I should also note that the project’s very high KPIs (key performance indicators) are also a result of the work of the trainers who help run these courses in Ukraine. During the project implementation stage, we planned to train a total of 30 trainers for the three target groups, but now we’re about to train 58 trainers. Another 44 have already received certificates and are currently promoting the online courses among the target audience, and promoting information on sustainable development in the regions of Ukraine.
- What's next step? Can we expect further projects in Ukraine that will contribute to positive transformations in the economic, environmental and social areas?

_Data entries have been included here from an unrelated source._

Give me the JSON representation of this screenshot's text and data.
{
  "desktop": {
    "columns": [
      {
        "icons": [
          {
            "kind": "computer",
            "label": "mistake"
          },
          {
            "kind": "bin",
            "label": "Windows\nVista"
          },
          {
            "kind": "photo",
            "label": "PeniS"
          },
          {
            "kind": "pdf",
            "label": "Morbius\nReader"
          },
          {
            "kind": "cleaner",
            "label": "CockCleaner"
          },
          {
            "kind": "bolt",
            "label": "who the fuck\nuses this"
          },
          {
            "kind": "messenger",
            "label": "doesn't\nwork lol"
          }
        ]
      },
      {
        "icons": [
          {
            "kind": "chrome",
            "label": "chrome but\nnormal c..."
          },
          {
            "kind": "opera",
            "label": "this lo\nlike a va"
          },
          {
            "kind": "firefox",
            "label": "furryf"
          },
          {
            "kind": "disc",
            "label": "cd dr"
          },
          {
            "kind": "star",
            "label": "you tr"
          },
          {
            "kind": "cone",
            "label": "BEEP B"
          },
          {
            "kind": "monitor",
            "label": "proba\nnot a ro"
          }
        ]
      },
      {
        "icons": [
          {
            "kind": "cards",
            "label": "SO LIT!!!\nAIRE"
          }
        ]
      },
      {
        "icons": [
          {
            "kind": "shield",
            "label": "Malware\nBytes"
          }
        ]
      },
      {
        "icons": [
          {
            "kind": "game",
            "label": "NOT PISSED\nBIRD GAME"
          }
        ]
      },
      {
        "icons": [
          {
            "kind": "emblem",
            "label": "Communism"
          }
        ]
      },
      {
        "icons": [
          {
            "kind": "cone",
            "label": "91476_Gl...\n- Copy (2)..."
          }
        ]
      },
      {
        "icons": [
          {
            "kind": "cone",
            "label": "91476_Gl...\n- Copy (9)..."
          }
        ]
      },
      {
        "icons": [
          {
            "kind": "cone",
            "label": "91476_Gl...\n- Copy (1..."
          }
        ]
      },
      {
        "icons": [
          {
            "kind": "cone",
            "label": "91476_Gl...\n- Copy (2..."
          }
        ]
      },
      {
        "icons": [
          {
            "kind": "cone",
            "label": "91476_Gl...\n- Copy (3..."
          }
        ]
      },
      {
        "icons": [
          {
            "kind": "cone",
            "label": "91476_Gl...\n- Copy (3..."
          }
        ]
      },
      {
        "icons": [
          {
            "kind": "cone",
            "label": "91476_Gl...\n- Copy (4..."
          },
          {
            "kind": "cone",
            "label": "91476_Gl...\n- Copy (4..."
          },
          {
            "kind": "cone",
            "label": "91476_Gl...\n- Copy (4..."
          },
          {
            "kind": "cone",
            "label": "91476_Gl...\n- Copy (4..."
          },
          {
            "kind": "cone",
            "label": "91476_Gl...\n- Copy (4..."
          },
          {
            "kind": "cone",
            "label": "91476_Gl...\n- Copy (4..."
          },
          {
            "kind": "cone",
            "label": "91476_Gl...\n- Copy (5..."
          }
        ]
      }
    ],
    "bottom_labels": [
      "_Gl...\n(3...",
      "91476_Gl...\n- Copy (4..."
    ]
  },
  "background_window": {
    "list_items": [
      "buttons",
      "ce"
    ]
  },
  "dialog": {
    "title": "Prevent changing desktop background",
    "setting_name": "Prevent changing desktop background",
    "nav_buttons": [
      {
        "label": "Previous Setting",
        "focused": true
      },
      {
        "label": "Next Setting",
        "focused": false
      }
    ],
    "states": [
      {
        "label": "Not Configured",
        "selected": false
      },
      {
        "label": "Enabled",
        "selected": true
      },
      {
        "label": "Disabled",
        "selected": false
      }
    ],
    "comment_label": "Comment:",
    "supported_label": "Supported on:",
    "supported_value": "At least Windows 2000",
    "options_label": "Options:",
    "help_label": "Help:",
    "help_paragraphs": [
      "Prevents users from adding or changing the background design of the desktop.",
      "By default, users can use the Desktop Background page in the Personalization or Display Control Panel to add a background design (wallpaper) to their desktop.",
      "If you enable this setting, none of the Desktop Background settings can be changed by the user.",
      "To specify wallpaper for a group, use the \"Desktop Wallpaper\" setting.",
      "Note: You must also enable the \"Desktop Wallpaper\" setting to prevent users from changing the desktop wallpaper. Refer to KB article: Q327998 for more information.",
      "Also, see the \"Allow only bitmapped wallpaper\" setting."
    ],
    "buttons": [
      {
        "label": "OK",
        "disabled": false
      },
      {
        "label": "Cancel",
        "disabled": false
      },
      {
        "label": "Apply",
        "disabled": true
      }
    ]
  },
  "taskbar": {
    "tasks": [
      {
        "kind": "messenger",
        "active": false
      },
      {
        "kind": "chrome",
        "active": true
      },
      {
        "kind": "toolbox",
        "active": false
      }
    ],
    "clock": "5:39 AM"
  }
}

Yes, work is going on, and transformations are taking place. One step at a time, changes are coming. For instance, seven exciting community initiatives were deployed under a SIDA/UNDP joint project called “Empowered Partnership for Sustainable Development.” The goal is to facilitate multi-stakeholder cooperation between local and regional authorities, councils, civil society institutions, experts and entrepreneurs for the implementation sustainable projects aimed at tackling the most urgent challenges at the regional and local levels.
By the way, one good example is the information campaign supported by UNDP regional coordinators in partnership with homeowners associations throughout the country’s 24 regions. This initiative was launched under the EU/UNDP “Home Owners of Ukraine for Sustainable Energy Solutions (HOUSES)” project. And of course, we continue to support the implementation of the 2030 Agenda for Sustainable Development and global goals in Ukraine.
- What is the most important sustainable development goal for you personally?
All of the goals are important to me, because they are interconnected and balance the three dimensions of sustainable development: the economic, social and environmental dimensions. But I would say the most important goal is 17, called “Partnership for Sustainable Development,” given that partnership is key to implementing the vital changes needed in communities, countries, and worldwide.